(Action item):
The answer must consist of every line below containing "name".

(Data extracts):
───

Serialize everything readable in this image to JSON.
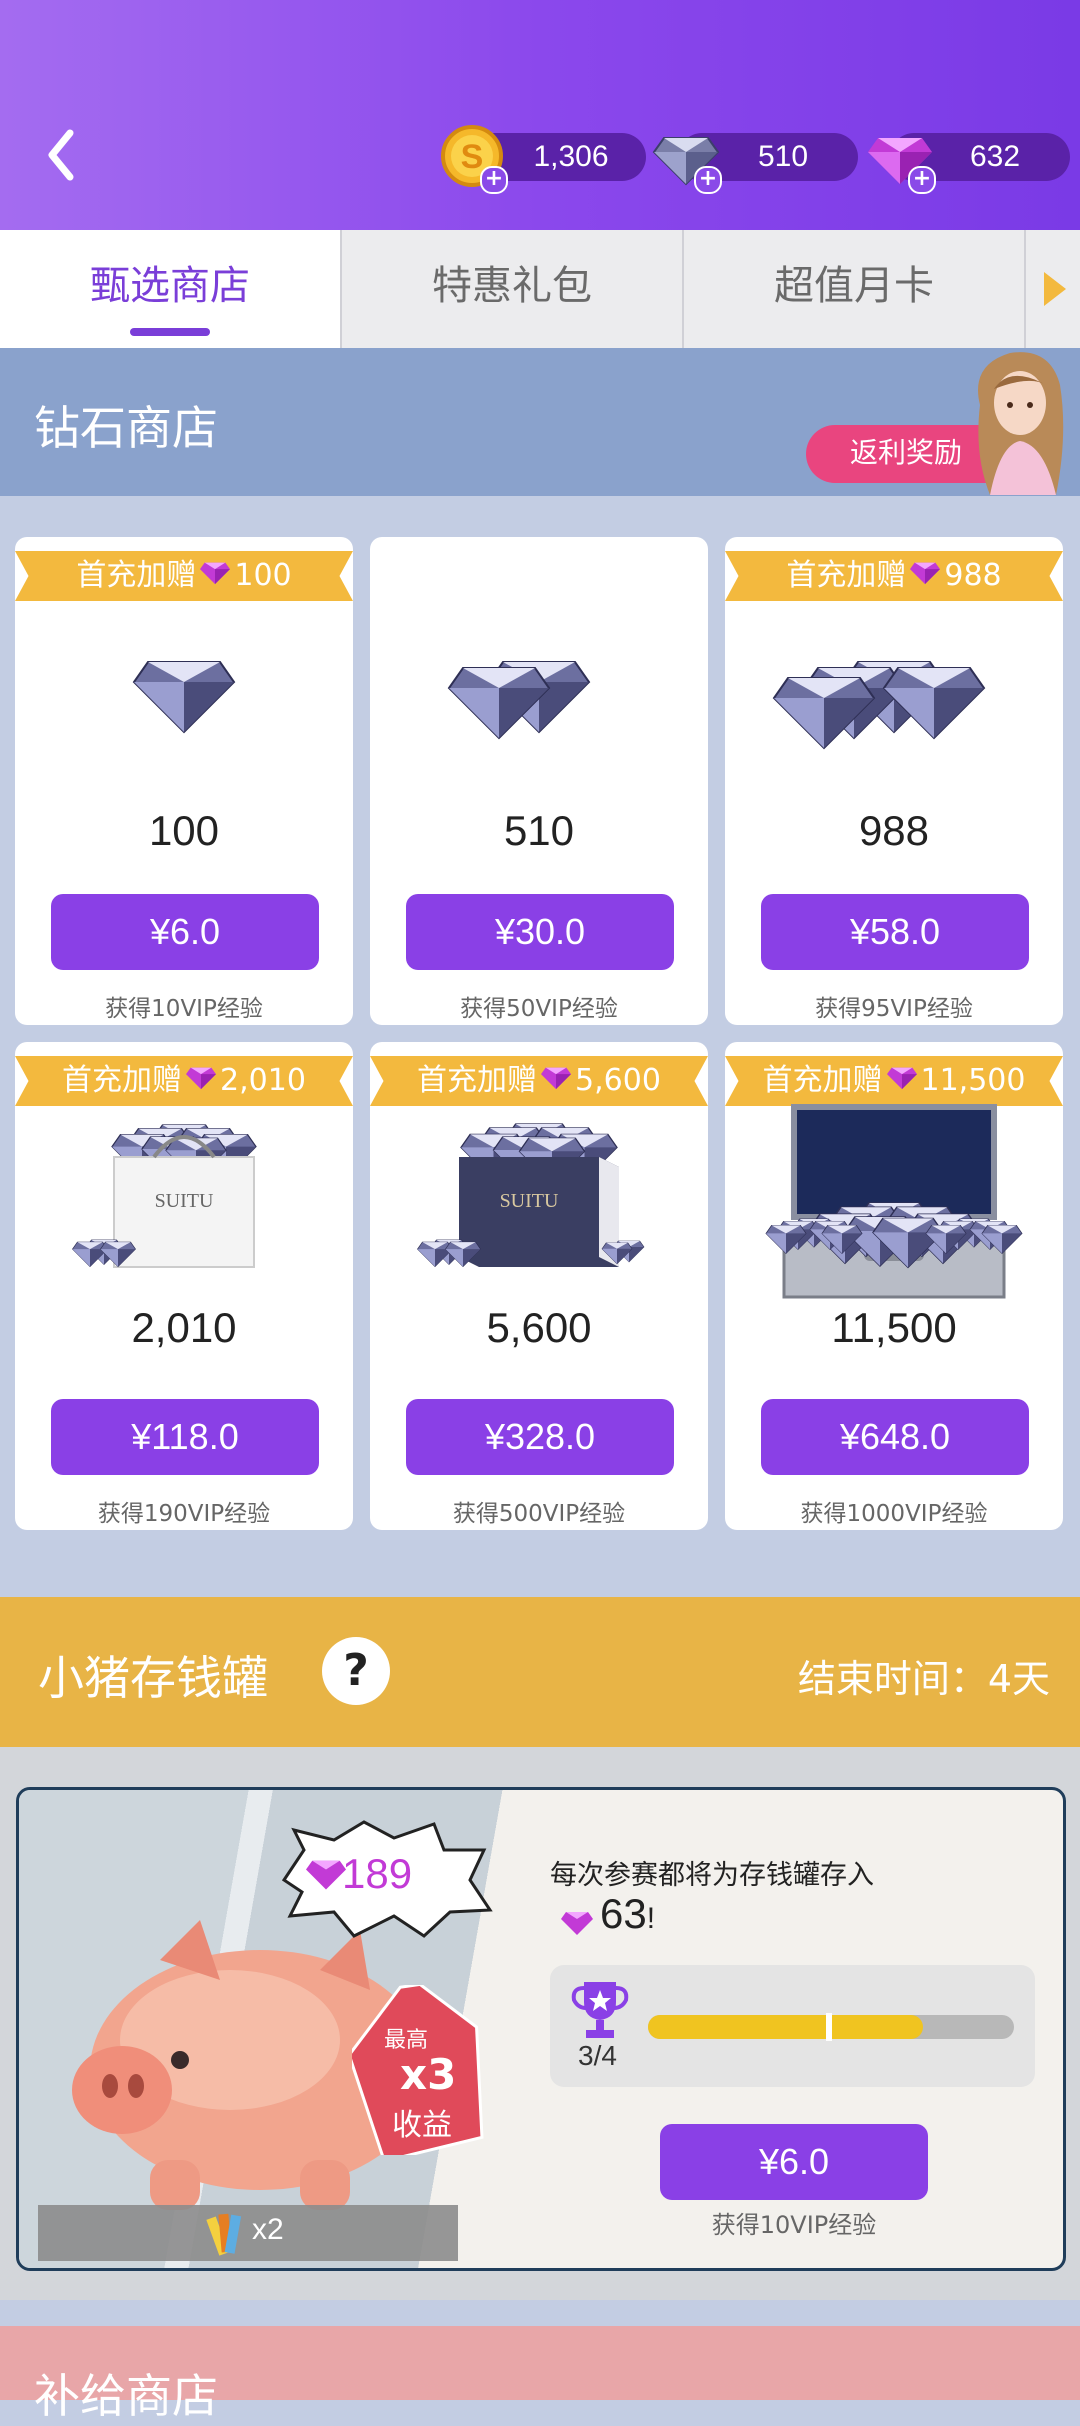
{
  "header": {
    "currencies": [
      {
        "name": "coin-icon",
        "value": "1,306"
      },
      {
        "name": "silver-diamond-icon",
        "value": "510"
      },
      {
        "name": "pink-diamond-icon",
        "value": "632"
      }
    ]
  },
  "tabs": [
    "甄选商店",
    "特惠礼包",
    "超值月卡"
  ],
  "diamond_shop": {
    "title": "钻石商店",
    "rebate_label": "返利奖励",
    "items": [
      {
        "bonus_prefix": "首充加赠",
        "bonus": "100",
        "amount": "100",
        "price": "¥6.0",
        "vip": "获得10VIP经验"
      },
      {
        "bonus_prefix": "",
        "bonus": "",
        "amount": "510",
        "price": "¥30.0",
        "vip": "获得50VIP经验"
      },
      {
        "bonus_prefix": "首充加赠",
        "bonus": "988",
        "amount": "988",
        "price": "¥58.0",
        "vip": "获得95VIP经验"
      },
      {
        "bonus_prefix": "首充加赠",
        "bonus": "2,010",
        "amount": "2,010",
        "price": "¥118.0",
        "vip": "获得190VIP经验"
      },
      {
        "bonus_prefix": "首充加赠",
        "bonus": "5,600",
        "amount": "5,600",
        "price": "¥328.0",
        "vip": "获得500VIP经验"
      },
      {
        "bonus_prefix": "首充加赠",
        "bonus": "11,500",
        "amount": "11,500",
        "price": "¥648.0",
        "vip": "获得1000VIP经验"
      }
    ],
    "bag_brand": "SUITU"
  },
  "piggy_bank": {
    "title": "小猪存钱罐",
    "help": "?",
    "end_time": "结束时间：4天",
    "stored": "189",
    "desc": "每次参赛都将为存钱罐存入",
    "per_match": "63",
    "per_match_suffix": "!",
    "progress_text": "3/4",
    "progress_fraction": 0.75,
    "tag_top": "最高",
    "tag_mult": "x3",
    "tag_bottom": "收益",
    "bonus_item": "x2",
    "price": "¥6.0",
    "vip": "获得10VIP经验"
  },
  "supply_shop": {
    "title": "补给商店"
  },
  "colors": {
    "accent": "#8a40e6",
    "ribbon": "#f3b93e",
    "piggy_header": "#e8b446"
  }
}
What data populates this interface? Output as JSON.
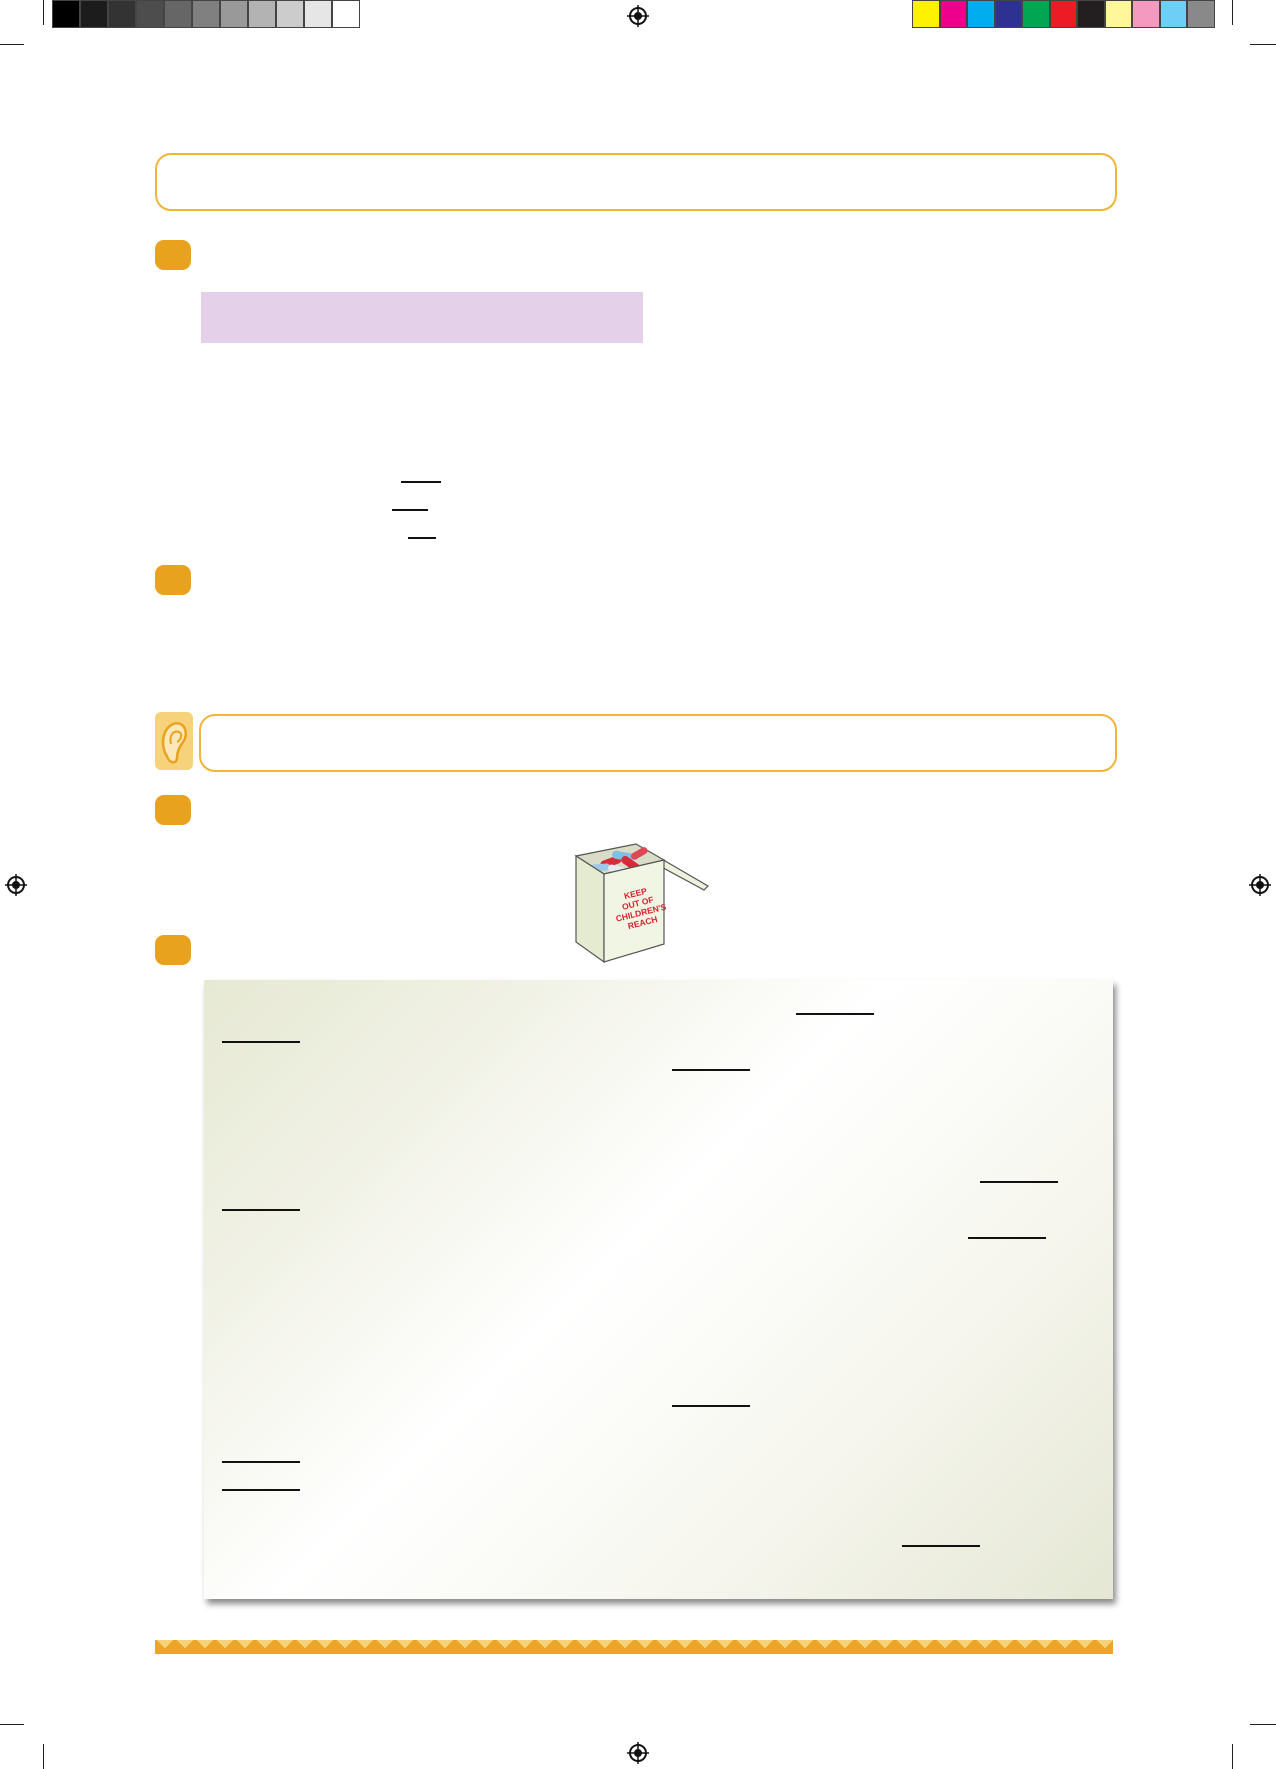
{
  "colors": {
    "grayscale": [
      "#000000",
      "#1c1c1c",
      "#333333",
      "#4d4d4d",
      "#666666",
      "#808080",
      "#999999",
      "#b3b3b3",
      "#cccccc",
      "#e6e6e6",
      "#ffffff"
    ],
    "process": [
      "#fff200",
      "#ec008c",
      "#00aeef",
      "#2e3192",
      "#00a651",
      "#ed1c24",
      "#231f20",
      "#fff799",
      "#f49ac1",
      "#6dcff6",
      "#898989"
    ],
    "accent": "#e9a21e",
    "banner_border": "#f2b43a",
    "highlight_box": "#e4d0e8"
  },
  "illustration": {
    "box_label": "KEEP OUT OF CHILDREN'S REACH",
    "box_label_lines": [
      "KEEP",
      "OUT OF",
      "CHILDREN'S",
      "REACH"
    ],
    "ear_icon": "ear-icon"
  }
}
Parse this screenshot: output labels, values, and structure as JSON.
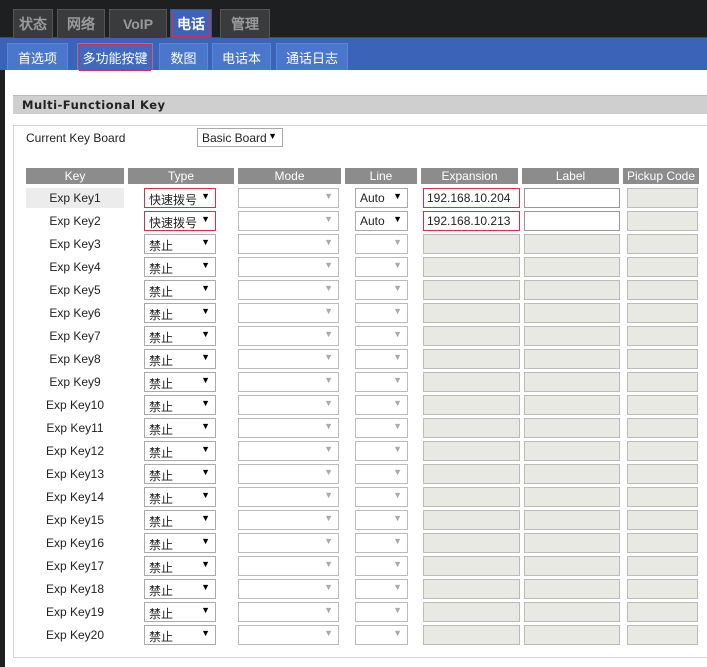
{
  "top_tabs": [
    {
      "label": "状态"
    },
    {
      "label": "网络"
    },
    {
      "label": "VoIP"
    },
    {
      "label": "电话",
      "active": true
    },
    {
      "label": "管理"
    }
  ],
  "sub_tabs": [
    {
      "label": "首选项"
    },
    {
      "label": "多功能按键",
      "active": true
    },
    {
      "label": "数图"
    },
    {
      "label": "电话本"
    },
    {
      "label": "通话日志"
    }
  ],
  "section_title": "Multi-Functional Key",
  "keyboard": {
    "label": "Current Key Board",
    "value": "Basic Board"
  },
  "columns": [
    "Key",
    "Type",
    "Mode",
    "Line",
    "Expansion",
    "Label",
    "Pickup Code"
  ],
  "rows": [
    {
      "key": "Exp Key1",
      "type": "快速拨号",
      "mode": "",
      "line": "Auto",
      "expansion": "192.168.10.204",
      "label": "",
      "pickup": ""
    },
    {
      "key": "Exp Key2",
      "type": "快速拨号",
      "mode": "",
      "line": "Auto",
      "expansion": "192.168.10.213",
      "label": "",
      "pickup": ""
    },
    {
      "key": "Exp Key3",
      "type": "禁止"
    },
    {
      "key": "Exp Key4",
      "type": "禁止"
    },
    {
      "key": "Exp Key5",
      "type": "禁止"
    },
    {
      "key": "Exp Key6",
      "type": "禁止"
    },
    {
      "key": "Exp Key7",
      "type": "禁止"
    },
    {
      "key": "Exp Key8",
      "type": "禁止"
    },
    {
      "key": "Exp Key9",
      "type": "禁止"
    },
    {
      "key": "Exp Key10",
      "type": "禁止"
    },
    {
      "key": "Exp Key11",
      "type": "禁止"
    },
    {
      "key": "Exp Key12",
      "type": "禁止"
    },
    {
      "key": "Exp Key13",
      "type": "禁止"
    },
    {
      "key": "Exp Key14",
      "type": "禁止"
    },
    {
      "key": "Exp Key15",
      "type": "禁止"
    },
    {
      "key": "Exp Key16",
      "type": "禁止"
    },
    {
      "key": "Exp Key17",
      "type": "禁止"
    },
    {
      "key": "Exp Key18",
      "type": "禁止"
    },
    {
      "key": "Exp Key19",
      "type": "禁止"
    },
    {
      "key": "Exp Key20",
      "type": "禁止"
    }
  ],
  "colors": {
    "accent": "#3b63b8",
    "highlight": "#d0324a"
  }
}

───

(Expected answer):
        "name": "coin-icon",
        "name": "silver-diamond-icon",
        "name": "pink-diamond-icon",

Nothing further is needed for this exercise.